Saberi taking life ‘one month at a time’

Editor’s note: Readers submitted their nominations, and Forum editors narrowed the list. The result is our “10 to Watch in 2010” list. It’s an elite group of local folks – some you already know, some you’re likely to know soon – who are poised to be newsmakers in 2010. Look for this feature to run daily through Dec. 31.

Roxana Saberi’s relaxation takes the form of playing the piano, exercising, chatting with friends and following events in Iran.

Her work also involves events in Iran – notably the months she spent in notorious Evin prison, where she was held by the regime as an alleged spy.

Back home in Fargo following her release in May, Saberi is immersed in writing a book slated for publication in 2010.

“Between Two Worlds: My Life and Captivity in Iran,” will be published by HarperCollins and is expected to be released April 6.

“It has been both healing and challenging for me in many ways,” Saberi told The Forum in an e-mail interview. “I have been fortunate to have had good friends and wonderful editors helping me through it. I hope readers will enjoy it.”

Saberi, a graduate of Fargo North High School and Concordia College, was working as a freelance journalist in Iran when she was arrested in January 2009.

Her captivity caused an international stir, with journalists and diplomats urging her release. She went on a hunger strike to protest her incarceration.

After a one-hour trial behind closed doors, she was convicted of espionage – a charge she vehemently denied – and sentenced to eight years in prison, suspended by an Iranian appeals court.

After her May 10 release, Saberi returned to her parents’ home in north Fargo. She has spoken out for other prisoners, including an Iranian woman who was her former cellmate.

“I hope to share with readers my thoughts on Iranian society, state and society relations in Iran, human rights, and Iran-U.S. relations,” Saberi said. “I also hope to share stories about human struggles and courage.”

What’s next for Saberi, who has said she’d like to return someday to Iran?

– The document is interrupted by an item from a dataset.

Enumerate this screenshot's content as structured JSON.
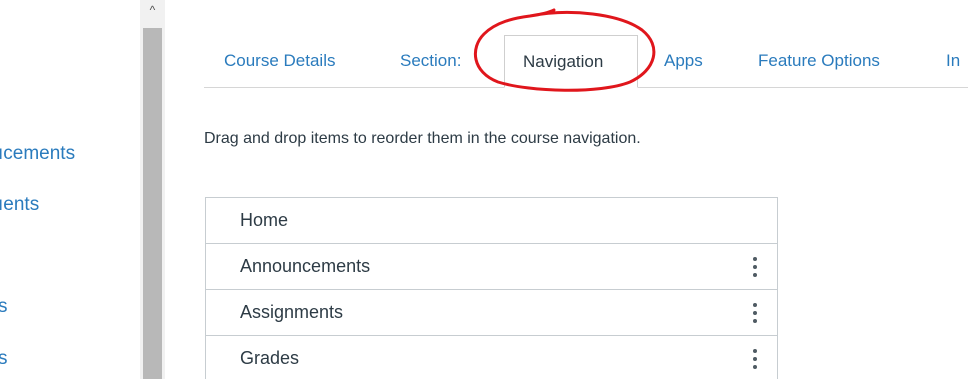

“I’m not sure yet,” she said. “For now, I’m taking one month at a time.”


Readers can reach Forum reporter Patrick Springer at (701) 241-5522